### Stored data

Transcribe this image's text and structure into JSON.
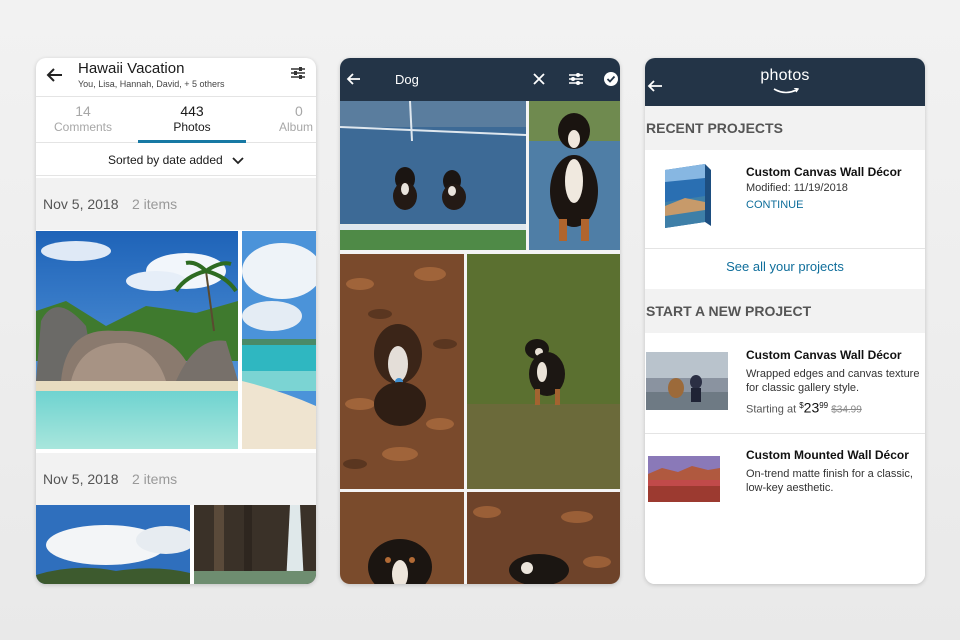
{
  "screen1": {
    "title": "Hawaii Vacation",
    "subtitle": "You, Lisa, Hannah, David, + 5 others",
    "tabs": [
      {
        "count": "14",
        "label": "Comments"
      },
      {
        "count": "443",
        "label": "Photos"
      },
      {
        "count": "0",
        "label": "Album"
      }
    ],
    "sort_label": "Sorted by date added",
    "groups": [
      {
        "date": "Nov 5, 2018",
        "count": "2 items"
      },
      {
        "date": "Nov 5, 2018",
        "count": "2 items"
      }
    ]
  },
  "screen2": {
    "search_query": "Dog"
  },
  "screen3": {
    "logo": "photos",
    "recent_heading": "RECENT PROJECTS",
    "recent_project": {
      "title": "Custom Canvas Wall Décor",
      "modified": "Modified: 11/19/2018",
      "action": "CONTINUE"
    },
    "see_all": "See all your projects",
    "new_heading": "START A NEW PROJECT",
    "products": [
      {
        "title": "Custom Canvas Wall Décor",
        "line1": "Wrapped edges and canvas texture",
        "line2": "for classic gallery style.",
        "price_prefix": "Starting at",
        "price_symbol": "$",
        "price_whole": "23",
        "price_cents": "99",
        "list_price": "$34.99"
      },
      {
        "title": "Custom Mounted Wall Décor",
        "line1": "On-trend matte finish for a classic,",
        "line2": "low-key aesthetic."
      }
    ]
  },
  "colors": {
    "navy_bar": "#233447",
    "accent_blue": "#1779a4",
    "link_blue": "#0f6e9b"
  }
}
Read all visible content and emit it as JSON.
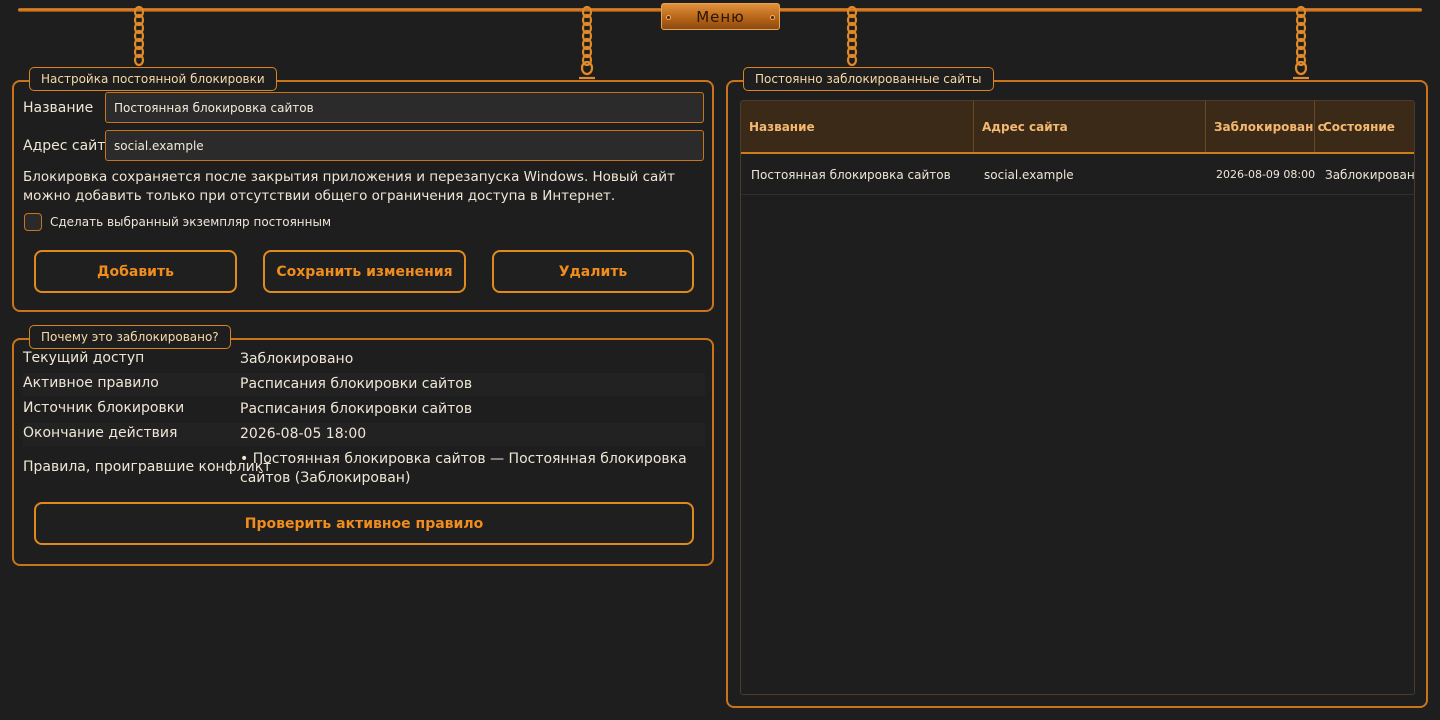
{
  "menu": {
    "label": "Меню"
  },
  "settings": {
    "legend": "Настройка постоянной блокировки",
    "name_label": "Название",
    "name_value": "Постоянная блокировка сайтов",
    "address_label": "Адрес сайта",
    "address_value": "social.example",
    "info": "Блокировка сохраняется после закрытия приложения и перезапуска Windows. Новый сайт можно добавить только при отсутствии общего ограничения доступа в Интернет.",
    "checkbox_label": "Сделать выбранный экземпляр постоянным",
    "checkbox_checked": false,
    "buttons": {
      "add": "Добавить",
      "save": "Сохранить изменения",
      "delete": "Удалить"
    }
  },
  "why": {
    "legend": "Почему это заблокировано?",
    "rows": [
      {
        "key": "Текущий доступ",
        "value": "Заблокировано"
      },
      {
        "key": "Активное правило",
        "value": "Расписания блокировки сайтов"
      },
      {
        "key": "Источник блокировки",
        "value": "Расписания блокировки сайтов"
      },
      {
        "key": "Окончание действия",
        "value": "2026-08-05 18:00"
      },
      {
        "key": "Правила, проигравшие конфликт",
        "value": "• Постоянная блокировка сайтов — Постоянная блокировка сайтов (Заблокирован)"
      }
    ],
    "check_button": "Проверить активное правило"
  },
  "sites": {
    "legend": "Постоянно заблокированные сайты",
    "columns": [
      "Название",
      "Адрес сайта",
      "Заблокирован с",
      "Состояние"
    ],
    "rows": [
      [
        "Постоянная блокировка сайтов",
        "social.example",
        "2026-08-09 08:00",
        "Заблокирован"
      ]
    ]
  },
  "colors": {
    "accent": "#e08a1e",
    "background": "#1e1e1e",
    "header_bg": "#3b2a18",
    "text": "#efe6d6"
  }
}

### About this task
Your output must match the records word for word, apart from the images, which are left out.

### Response for this exercise
Transcribe this image's text and structure into JSON.
{
  "screen1": {
    "title": "Hawaii Vacation",
    "subtitle": "You, Lisa, Hannah, David, + 5 others",
    "tabs": [
      {
        "count": "14",
        "label": "Comments"
      },
      {
        "count": "443",
        "label": "Photos"
      },
      {
        "count": "0",
        "label": "Album"
      }
    ],
    "sort_label": "Sorted by date added",
    "groups": [
      {
        "date": "Nov 5, 2018",
        "count": "2 items"
      },
      {
        "date": "Nov 5, 2018",
        "count": "2 items"
      }
    ]
  },
  "screen2": {
    "search_query": "Dog"
  },
  "screen3": {
    "logo": "photos",
    "recent_heading": "RECENT PROJECTS",
    "recent_project": {
      "title": "Custom Canvas Wall Décor",
      "modified": "Modified: 11/19/2018",
      "action": "CONTINUE"
    },
    "see_all": "See all your projects",
    "new_heading": "START A NEW PROJECT",
    "products": [
      {
        "title": "Custom Canvas Wall Décor",
        "line1": "Wrapped edges and canvas texture",
        "line2": "for classic gallery style.",
        "price_prefix": "Starting at",
        "price_symbol": "$",
        "price_whole": "23",
        "price_cents": "99",
        "list_price": "$34.99"
      },
      {
        "title": "Custom Mounted Wall Décor",
        "line1": "On-trend matte finish for a classic,",
        "line2": "low-key aesthetic."
      }
    ]
  },
  "colors": {
    "navy_bar": "#233447",
    "accent_blue": "#1779a4",
    "link_blue": "#0f6e9b"
  }
}
Read all visible content and emit it as JSON.
{
  "menu": {
    "label": "Меню"
  },
  "settings": {
    "legend": "Настройка постоянной блокировки",
    "name_label": "Название",
    "name_value": "Постоянная блокировка сайтов",
    "address_label": "Адрес сайта",
    "address_value": "social.example",
    "info": "Блокировка сохраняется после закрытия приложения и перезапуска Windows. Новый сайт можно добавить только при отсутствии общего ограничения доступа в Интернет.",
    "checkbox_label": "Сделать выбранный экземпляр постоянным",
    "checkbox_checked": false,
    "buttons": {
      "add": "Добавить",
      "save": "Сохранить изменения",
      "delete": "Удалить"
    }
  },
  "why": {
    "legend": "Почему это заблокировано?",
    "rows": [
      {
        "key": "Текущий доступ",
        "value": "Заблокировано"
      },
      {
        "key": "Активное правило",
        "value": "Расписания блокировки сайтов"
      },
      {
        "key": "Источник блокировки",
        "value": "Расписания блокировки сайтов"
      },
      {
        "key": "Окончание действия",
        "value": "2026-08-05 18:00"
      },
      {
        "key": "Правила, проигравшие конфликт",
        "value": "• Постоянная блокировка сайтов — Постоянная блокировка сайтов (Заблокирован)"
      }
    ],
    "check_button": "Проверить активное правило"
  },
  "sites": {
    "legend": "Постоянно заблокированные сайты",
    "columns": [
      "Название",
      "Адрес сайта",
      "Заблокирован с",
      "Состояние"
    ],
    "rows": [
      [
        "Постоянная блокировка сайтов",
        "social.example",
        "2026-08-09 08:00",
        "Заблокирован"
      ]
    ]
  },
  "colors": {
    "accent": "#e08a1e",
    "background": "#1e1e1e",
    "header_bg": "#3b2a18",
    "text": "#efe6d6"
  }
}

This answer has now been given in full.